By Jim Schutze
By Rachel Watts
By Lauren Drewes Daniels
By Anna Merlan
By Lee Escobedo
By Eric Nicholson
Alasan Mansaray sees opportunity everywhere, be it in shopping malls or at gas stations. Wherever he sees people, Mansaray approaches. "Hello," he says, his manner friendly. "My name is Alasan, and I'm very happy today."
When the person asks why, he tells them. "I've just published my book," he says. "Would you like to see it?"
With little prompting, Mansaray reaches into the bag slung over his shoulder and pulls out a copy of A Haunting Heritage: An African Saga in America. The book is fetching, its maroon cover featuring a picture of a man in sub-Saharan African garb saluting the Statue of Liberty. Mansaray's name is in dark letters.
"If you are interested, I can sell you a copy," Mansaray tells those who take time to look.
Mansaray's dream is to be a best-selling author, but he is doing it without the usual trappings--like a name publisher or pricey publicity program. Instead, he is taking the book directly to the public, literally, peddling it himself on street corners. He personally has placed most of the 1,500 books he has sold so far directly in the hands of the customers.
It is an inauspicious start for a would-be bestseller, but the 40-year-old Sierra Leone native is undaunted.
Mansaray says he has always wanted to be a writer. One day in 1992, the former computer operator at Southern Methodist University says, he decided to write his first book about what he knew best--the experiences of Africans who come to America. He worked for two years, finding time between his job and his crumbling marriage. Haunting Heritage is the result.
It is the fictional story of Yaya La Tale, an African who abandons his ancestral destiny as an herbalist in a small village for the modernity of America. But he finds that the United States isn't what he has seen on television. The book is really two tales--one about Yaya's culture shock upon settling in the United States, the other about Yaya's coming to terms with his own destiny.
Mansaray says he wrote the story for both Africans and African-Americans, who each have their own set of stereotypes about the other.
Africans, for example, believe America is the promised land, where no one is poor and everyone gets along. Their impressions of blacks in this country are formed through encounters with dignitaries, musicians, and Peace Corps workers, he says.
"It is very one-sided," Mansaray says. "[Africans] fantasize about America and African-Americans, and when they get here they get a rude shock."
The shock is that people here also live in poverty, and that not all black people share a connection with Africa. Indeed, Mansaray himself experienced just how much ignorance many blacks have of Africa when he came to the United States in 1986.

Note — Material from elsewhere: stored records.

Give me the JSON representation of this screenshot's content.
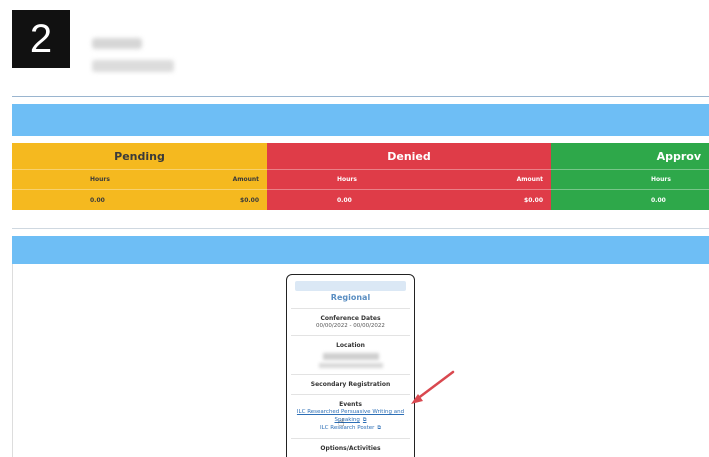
{
  "step_number": "2",
  "summary": {
    "pending": {
      "title": "Pending",
      "hours_label": "Hours",
      "amount_label": "Amount",
      "hours": "0.00",
      "amount": "$0.00"
    },
    "denied": {
      "title": "Denied",
      "hours_label": "Hours",
      "amount_label": "Amount",
      "hours": "0.00",
      "amount": "$0.00"
    },
    "approved": {
      "title": "Approv",
      "hours_label": "Hours",
      "hours": "0.00"
    }
  },
  "conference_card": {
    "title": "Regional",
    "dates_label": "Conference Dates",
    "dates_value": "00/00/2022 - 00/00/2022",
    "location_label": "Location",
    "secondary_label": "Secondary Registration",
    "events_label": "Events",
    "event_1": "ILC Researched Persuasive Writing and Speaking",
    "event_2": "ILC Research Poster",
    "options_label": "Options/Activities"
  },
  "colors": {
    "pending": "#f5b91f",
    "denied": "#df3c48",
    "approved": "#2ea84a",
    "band": "#6ebef5",
    "arrow": "#d9484f"
  },
  "icons": [
    "external-link-icon",
    "hand-cursor-icon",
    "red-arrow-annotation"
  ]
}
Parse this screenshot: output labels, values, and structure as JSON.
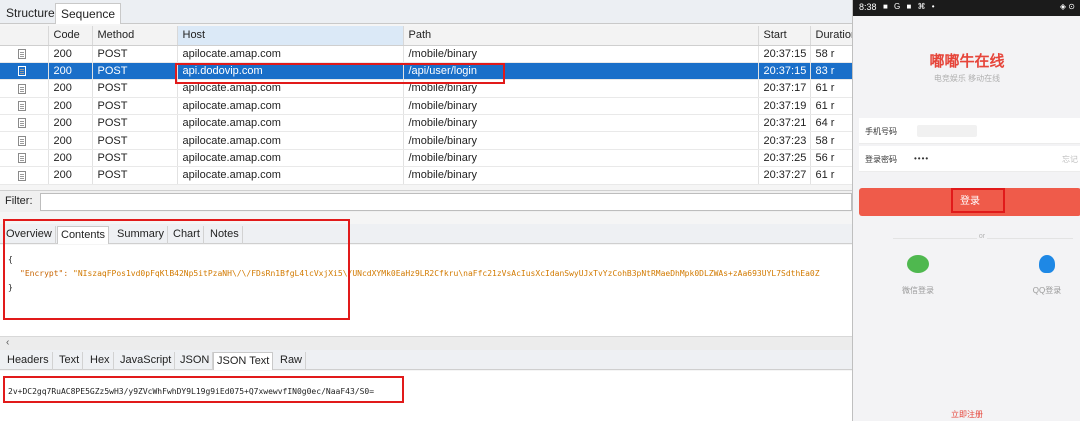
{
  "tool": {
    "top_tabs": [
      "Structure",
      "Sequence"
    ],
    "columns": [
      "",
      "Code",
      "Method",
      "Host",
      "Path",
      "Start",
      "Duration"
    ],
    "rows": [
      {
        "code": "200",
        "method": "POST",
        "host": "apilocate.amap.com",
        "path": "/mobile/binary",
        "start": "20:37:15",
        "duration": "58 r"
      },
      {
        "code": "200",
        "method": "POST",
        "host": "api.dodovip.com",
        "path": "/api/user/login",
        "start": "20:37:15",
        "duration": "83 r"
      },
      {
        "code": "200",
        "method": "POST",
        "host": "apilocate.amap.com",
        "path": "/mobile/binary",
        "start": "20:37:17",
        "duration": "61 r"
      },
      {
        "code": "200",
        "method": "POST",
        "host": "apilocate.amap.com",
        "path": "/mobile/binary",
        "start": "20:37:19",
        "duration": "61 r"
      },
      {
        "code": "200",
        "method": "POST",
        "host": "apilocate.amap.com",
        "path": "/mobile/binary",
        "start": "20:37:21",
        "duration": "64 r"
      },
      {
        "code": "200",
        "method": "POST",
        "host": "apilocate.amap.com",
        "path": "/mobile/binary",
        "start": "20:37:23",
        "duration": "58 r"
      },
      {
        "code": "200",
        "method": "POST",
        "host": "apilocate.amap.com",
        "path": "/mobile/binary",
        "start": "20:37:25",
        "duration": "56 r"
      },
      {
        "code": "200",
        "method": "POST",
        "host": "apilocate.amap.com",
        "path": "/mobile/binary",
        "start": "20:37:27",
        "duration": "61 r"
      }
    ],
    "filter_label": "Filter:",
    "request_tabs": [
      "Overview",
      "Contents",
      "Summary",
      "Chart",
      "Notes"
    ],
    "request_body": {
      "open": "{",
      "key": "\"Encrypt\"",
      "value": "\"NIszaqFPos1vd0pFqKlB42Np5itPzaNH\\/\\/FDsRn1BfgL4lcVxjXi5\\/UNcdXYMk0EaHz9LR2Cfkru\\naFfc21zVsAcIusXcIdanSwyUJxTvYzCohB3pNtRMaeDhMpk0DLZWAs+zAa693UYL7SdthEa0Z",
      "close": "}"
    },
    "response_tabs": [
      "Headers",
      "Text",
      "Hex",
      "JavaScript",
      "JSON",
      "JSON Text",
      "Raw"
    ],
    "response_text": "2v+DC2gq7RuAC8PE5GZz5wH3/y9ZVcWhFwhDY9L19g9iEd075+Q7xwewvfIN0g0ec/NaaF43/S0="
  },
  "phone": {
    "status": {
      "time": "8:38",
      "icons": "■ G ■ ⌘ •",
      "right": "◈ ⊙"
    },
    "app_title": "嘟嘟牛在线",
    "app_subtitle": "电竞娱乐 移动在线",
    "phone_label": "手机号码",
    "password_label": "登录密码",
    "password_value": "••••",
    "password_hint": "忘记",
    "login_button": "登录",
    "or_text": "or",
    "wechat_label": "微信登录",
    "qq_label": "QQ登录",
    "register_link": "立即注册",
    "colors": {
      "accent": "#ef5b4a",
      "wechat": "#4fb84f",
      "qq": "#1e88e5"
    }
  }
}
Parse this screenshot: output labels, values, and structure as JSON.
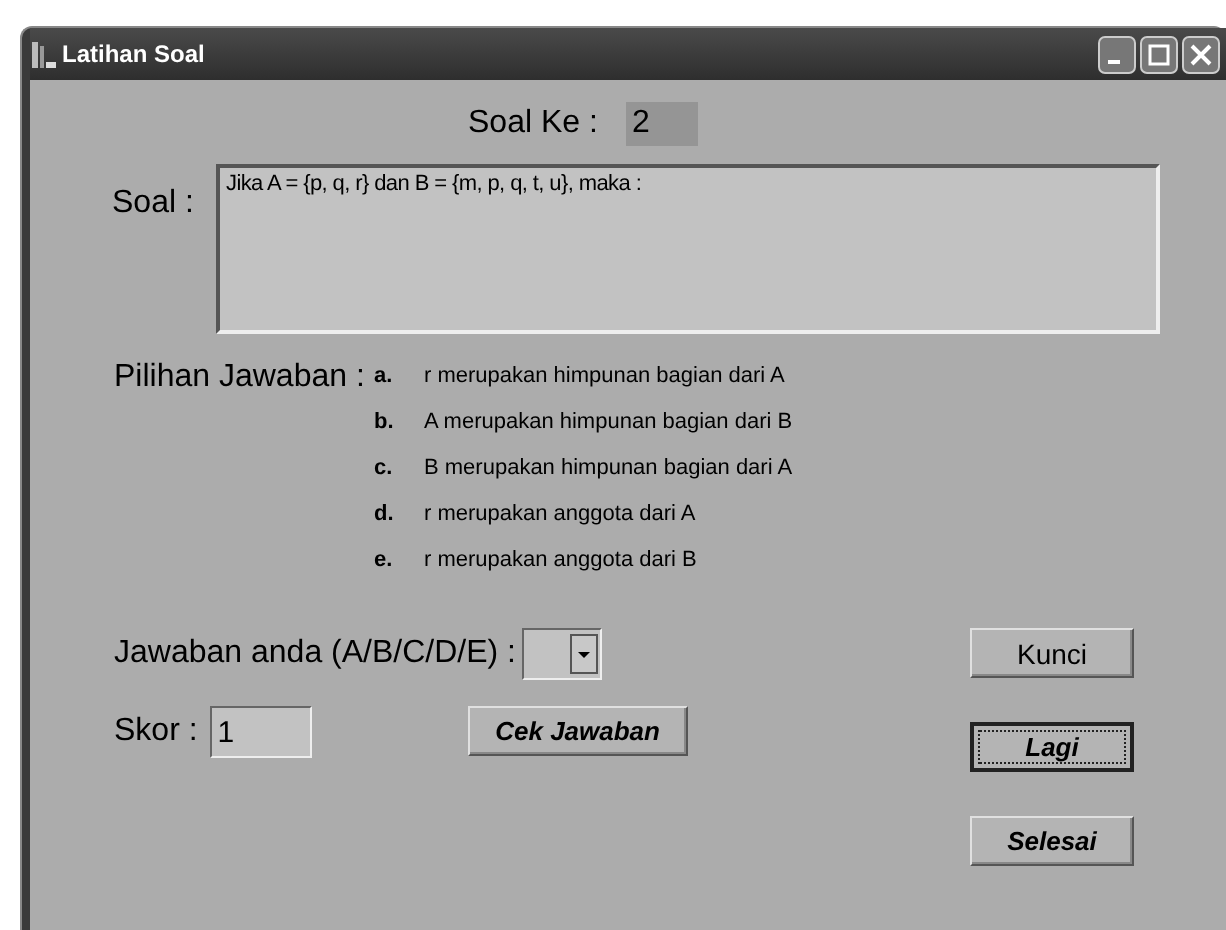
{
  "window": {
    "title": "Latihan Soal"
  },
  "question_number": {
    "label": "Soal Ke :",
    "value": "2"
  },
  "question": {
    "label": "Soal :",
    "text": "Jika A = {p, q, r} dan B = {m, p, q, t, u}, maka :"
  },
  "choices": {
    "label": "Pilihan Jawaban :",
    "options": [
      {
        "letter": "a.",
        "text": "r merupakan himpunan bagian dari A"
      },
      {
        "letter": "b.",
        "text": "A merupakan himpunan bagian dari B"
      },
      {
        "letter": "c.",
        "text": "B merupakan himpunan bagian dari A"
      },
      {
        "letter": "d.",
        "text": "r merupakan anggota dari A"
      },
      {
        "letter": "e.",
        "text": "r merupakan anggota dari B"
      }
    ]
  },
  "answer": {
    "label": "Jawaban anda (A/B/C/D/E) :"
  },
  "score": {
    "label": "Skor :",
    "value": "1"
  },
  "check_button": {
    "label": "Cek Jawaban",
    "kind": "italic",
    "focused": false
  },
  "side_buttons": [
    {
      "label": "Kunci",
      "kind": "plain",
      "focused": false
    },
    {
      "label": "Lagi",
      "kind": "italic",
      "focused": true
    },
    {
      "label": "Selesai",
      "kind": "italic",
      "focused": false
    }
  ]
}
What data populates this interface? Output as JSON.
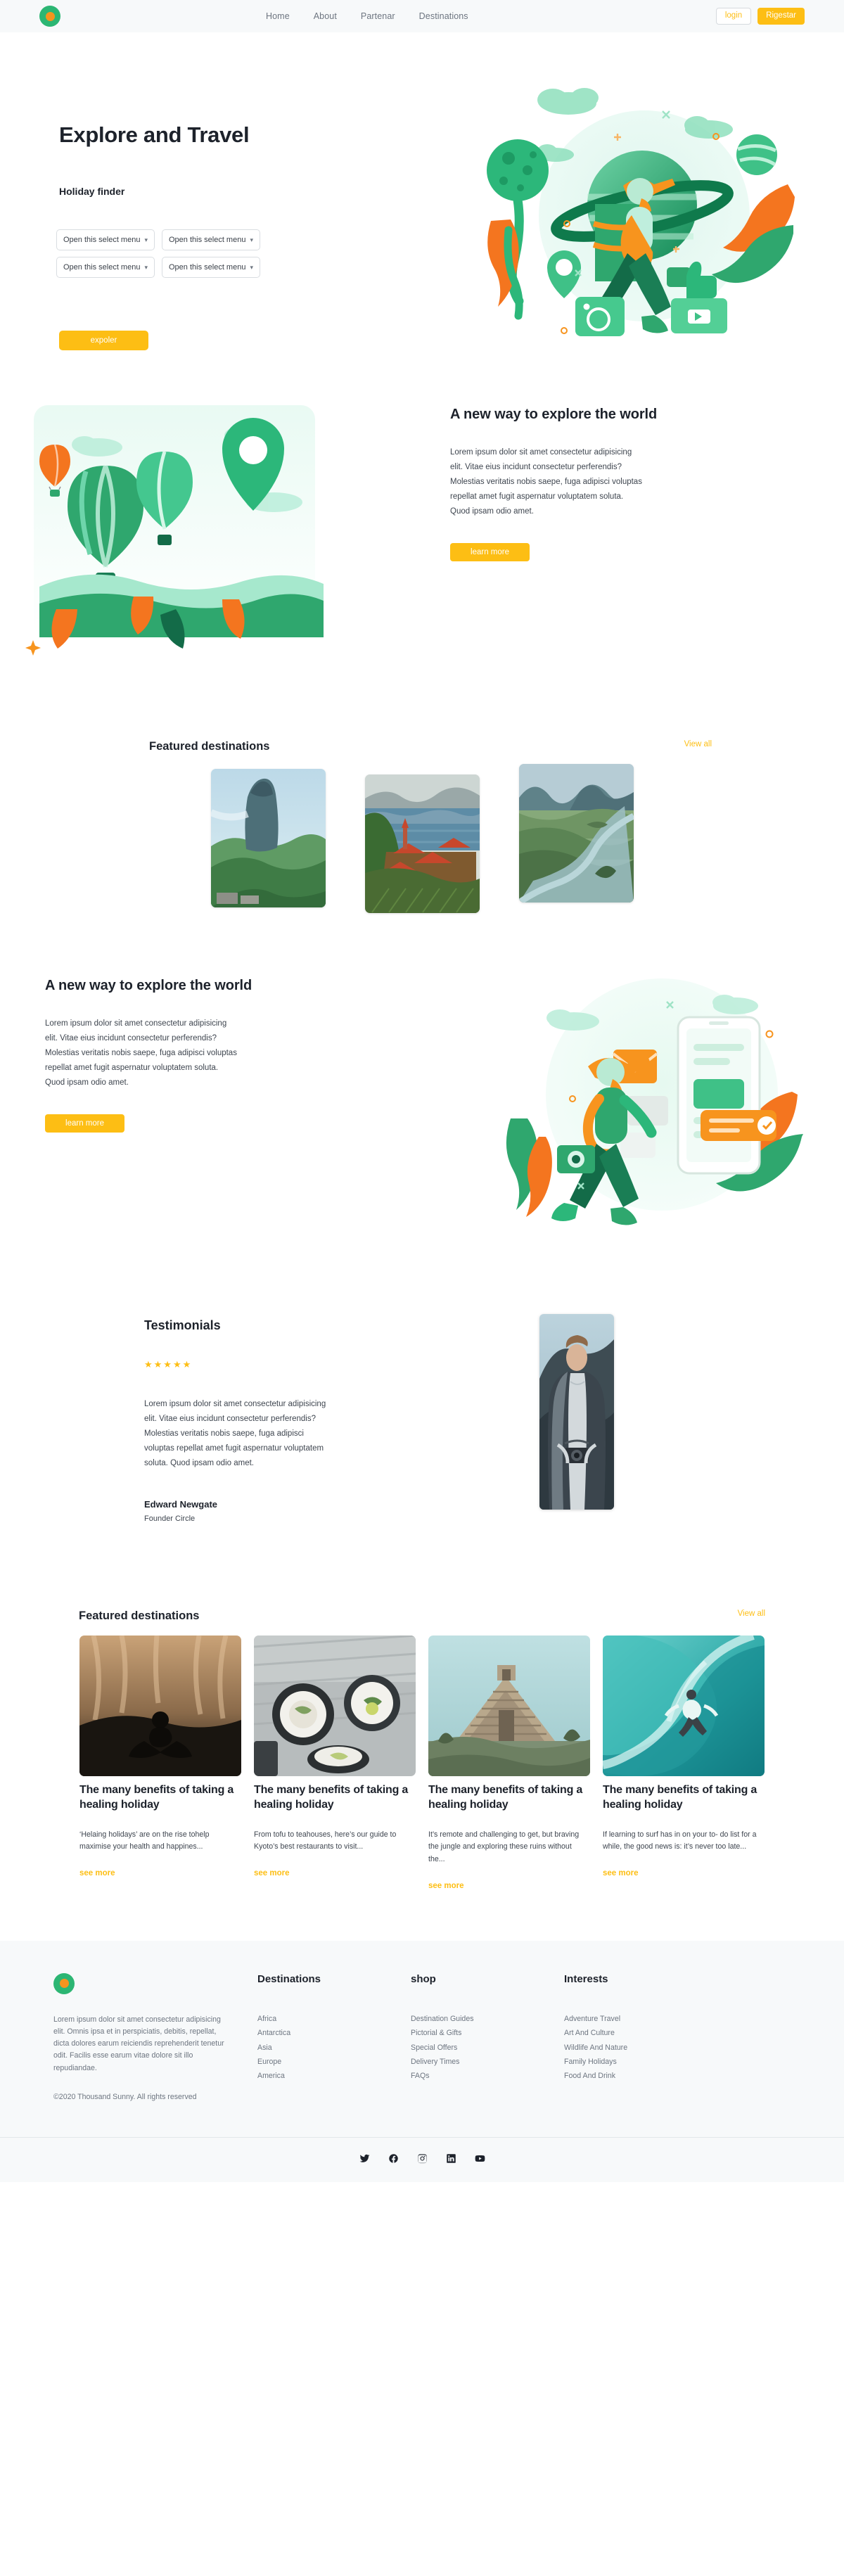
{
  "header": {
    "logo_icon": "circle-target-logo",
    "nav": [
      {
        "label": "Home"
      },
      {
        "label": "About"
      },
      {
        "label": "Partenar"
      },
      {
        "label": "Destinations"
      }
    ],
    "login_label": "login",
    "register_label": "Rigestar"
  },
  "hero": {
    "title": "Explore and Travel",
    "subtitle": "Holiday finder",
    "selects": [
      {
        "value": "Open this select menu"
      },
      {
        "value": "Open this select menu"
      },
      {
        "value": "Open this select menu"
      },
      {
        "value": "Open this select menu"
      }
    ],
    "chevron_icon": "chevron-down-icon",
    "cta_label": "expoler",
    "illustration": "traveler-planet-illustration"
  },
  "section_balloons": {
    "illustration": "hot-air-balloon-map-pin-illustration",
    "title": "A new way to explore the world",
    "body": "Lorem ipsum dolor sit amet consectetur adipisicing elit. Vitae eius incidunt consectetur perferendis? Molestias veritatis nobis saepe, fuga adipisci voluptas repellat amet fugit aspernatur voluptatem soluta. Quod ipsam odio amet.",
    "cta_label": "learn more"
  },
  "featured_destinations": {
    "title": "Featured destinations",
    "view_all_label": "View all",
    "cards": [
      {
        "name": "mountain-pillar-destination"
      },
      {
        "name": "lakeside-village-destination"
      },
      {
        "name": "river-valley-destination"
      }
    ]
  },
  "section_phone": {
    "title": "A new way to explore the world",
    "body": "Lorem ipsum dolor sit amet consectetur adipisicing elit. Vitae eius incidunt consectetur perferendis? Molestias veritatis nobis saepe, fuga adipisci voluptas repellat amet fugit aspernatur voluptatem soluta. Quod ipsam odio amet.",
    "cta_label": "learn more",
    "illustration": "mobile-booking-illustration"
  },
  "testimonials": {
    "title": "Testimonials",
    "rating": 5,
    "stars": "★★★★★",
    "quote": "Lorem ipsum dolor sit amet consectetur adipisicing elit. Vitae eius incidunt consectetur perferendis? Molestias veritatis nobis saepe, fuga adipisci voluptas repellat amet fugit aspernatur voluptatem soluta. Quod ipsam odio amet.",
    "author_name": "Edward Newgate",
    "author_role": "Founder Circle",
    "photo": "photographer-portrait"
  },
  "blog": {
    "title": "Featured destinations",
    "view_all_label": "View all",
    "posts": [
      {
        "image": "yoga-silhouette-photo",
        "title": "The many benefits of taking a healing holiday",
        "excerpt": "‘Helaing holidays’ are on the rise tohelp maximise your health and happines...",
        "link_label": "see more"
      },
      {
        "image": "japanese-food-bowls-photo",
        "title": "The many benefits of taking a healing holiday",
        "excerpt": "From tofu to teahouses, here’s our guide to Kyoto’s best restaurants to visit...",
        "link_label": "see more"
      },
      {
        "image": "mayan-ruins-photo",
        "title": "The many benefits of taking a healing holiday",
        "excerpt": "It’s remote and challenging to get, but braving the jungle and exploring these ruins without the...",
        "link_label": "see more"
      },
      {
        "image": "surfer-wave-photo",
        "title": "The many benefits of taking a healing holiday",
        "excerpt": "If learning to surf has in on your to- do list for a while, the good news is: it’s never too late...",
        "link_label": "see more"
      }
    ]
  },
  "footer": {
    "logo_icon": "circle-target-logo",
    "about": "Lorem ipsum dolor sit amet consectetur adipisicing elit. Omnis ipsa et in perspiciatis, debitis, repellat, dicta dolores earum reiciendis reprehenderit tenetur odit. Facilis esse earum vitae dolore sit illo repudiandae.",
    "copyright": "©2020 Thousand Sunny. All rights reserved",
    "columns": [
      {
        "heading": "Destinations",
        "links": [
          "Africa",
          "Antarctica",
          "Asia",
          "Europe",
          "America"
        ]
      },
      {
        "heading": "shop",
        "links": [
          "Destination Guides",
          "Pictorial & Gifts",
          "Special Offers",
          "Delivery Times",
          "FAQs"
        ]
      },
      {
        "heading": "Interests",
        "links": [
          "Adventure Travel",
          "Art And Culture",
          "Wildlife And Nature",
          "Family Holidays",
          "Food And Drink"
        ]
      }
    ],
    "social": [
      {
        "name": "twitter-icon"
      },
      {
        "name": "facebook-icon"
      },
      {
        "name": "instagram-icon"
      },
      {
        "name": "linkedin-icon"
      },
      {
        "name": "youtube-icon"
      }
    ]
  },
  "colors": {
    "accent_yellow": "#fdbe14",
    "brand_green": "#2cb673",
    "brand_orange": "#f7941e",
    "surface": "#f7f9fa"
  }
}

"People called me Kunta Kinte and Shaka Zulu," Mansaray says. "You run into people who can be ugly."
Africans also learn that they may have to start from the bottom rung economically in America. Mansaray himself worked as an English teacher and actor in Sierra Leone. He came to the United States to study, but after losing his passport to muggers in Houston, started an arduous journey of menial jobs and working toward legality.
There is pressure on Africans to make it in America, he continues. At home, people, both in the city and the village, believe that if you are in America, life is good, he says. "I just wanted to depict the struggle of the African," he says. "And to explain why Africans are so aggressive."
Mansaray's own aggressiveness is evident. To publish his book, he founded his own company, Sahara Publishing. He read up on self-publishing to avoid the pitfalls of others. Mansaray realized that self-publishing still has a vanity-press stigma attached to it. So he decided that, if he wanted to get his book noticed without a big powerhouse name behind it, he would have to act like a large publishing house.
And he has. He sent a galley of the book to Kirkus and Booklist, companies that do advance book reviews that are read by librarians and publishers. Each gave Mansaray's book a favorable writeup, as did The Dallas Morning News and Publisher's Weekly.
Mansaray added his favorable reviews to the book's jacket, and tried to parlay them into even more coverage. He had 4,000 hard-back copies printed, because "if you want to get them into the hands of reviewers, you have to have them in hardback," he explains.
He talked to distributors, but found many of them took months to decide what books they would carry. When Mansaray lost his job in the SMU computer department because of downsizing, he realized he needed to recoup some of his money as quickly as possible. That's when he took to selling Haunting Heritage himself, one book at a time.
"I realized that I had to be the one out there selling it," he says. "I really needed the publicity."
Mansaray launched his own one-man public-relations campaign. He printed slick-looking press releases, and press kits with a color photograph of himself. He contacted small papers, sending review copies to reporters and editors. He walked into book stores, peddling the book, showing them his industry reviews.